Roller derby is a full contact sport played on roller skates. Its origins come from humble beginnings as a form of entertainment played by women while men were overseas in the military. Over time, roller derby evolved to incorporate elements of spectacle and theatricality, featuring impressive collisions and dramatic performances. In our present day, roller derby has witnessed a remarkable resurgence and has emerged as a fiercely competitive and inclusive sport.
Roller derby is basically a fancy footrace. One skater on each team scores points for their team by passing skaters on the other team.
The team with the most points at the end wins.
Each game is two 30 minute halves.
The halves are broken down into increments called jams.
Each jam can last up 2 minutes.
Jams can be called off earleir than that by the skater who is designated as lead jammer.
This skater wears a star on their helmet cover and is the point scorer for their team in each jam.
They get a point for each blocker on the other team they pass with their hips.

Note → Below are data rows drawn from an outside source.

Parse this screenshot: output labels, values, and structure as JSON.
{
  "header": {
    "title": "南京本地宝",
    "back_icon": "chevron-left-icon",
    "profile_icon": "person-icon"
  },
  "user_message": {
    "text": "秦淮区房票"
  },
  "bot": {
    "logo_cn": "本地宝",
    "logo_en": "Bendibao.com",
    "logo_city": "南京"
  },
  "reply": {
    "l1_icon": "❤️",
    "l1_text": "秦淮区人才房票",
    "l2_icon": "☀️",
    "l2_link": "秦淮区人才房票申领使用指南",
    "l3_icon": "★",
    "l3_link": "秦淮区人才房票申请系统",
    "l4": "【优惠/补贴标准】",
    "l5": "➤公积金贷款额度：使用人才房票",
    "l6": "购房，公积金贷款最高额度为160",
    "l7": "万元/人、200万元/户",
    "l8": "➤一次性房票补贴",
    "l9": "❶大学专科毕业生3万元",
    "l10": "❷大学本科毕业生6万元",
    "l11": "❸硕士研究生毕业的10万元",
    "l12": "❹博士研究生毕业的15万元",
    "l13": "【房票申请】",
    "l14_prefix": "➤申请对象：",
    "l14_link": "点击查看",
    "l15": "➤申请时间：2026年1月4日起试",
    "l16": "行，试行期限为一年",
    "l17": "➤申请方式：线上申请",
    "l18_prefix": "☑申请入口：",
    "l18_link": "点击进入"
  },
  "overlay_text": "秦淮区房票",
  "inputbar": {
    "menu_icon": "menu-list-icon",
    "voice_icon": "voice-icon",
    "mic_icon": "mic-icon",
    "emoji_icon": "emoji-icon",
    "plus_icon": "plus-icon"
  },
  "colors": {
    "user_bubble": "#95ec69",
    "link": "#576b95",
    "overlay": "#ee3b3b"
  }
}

The skaters that are responsible for preventing the other teams jammer from getting through, aka "Blocking" and also providing assistance to getting their own jammer through.
This blocker has a helmet cover that has a stripe down the middle.
The pivot is the blocker that is able to pivot to become the jammer if needed.
This is the jammer who gets through the pack of skaters first.
This skater gets the privillage of ending the jam when they would like by tapping their hips twice in succession.
The pack is the largest group of skaters from both teams within 10 feet of each other.
The pack is the area where skaters are allowed to engage other skaters in hits and contact.
If a jammer decides for strategy (or exhuastion) that they need to have a break from jamming and the jam is not over yet, they may take their helmet cover off and pass it to their pivot on their team.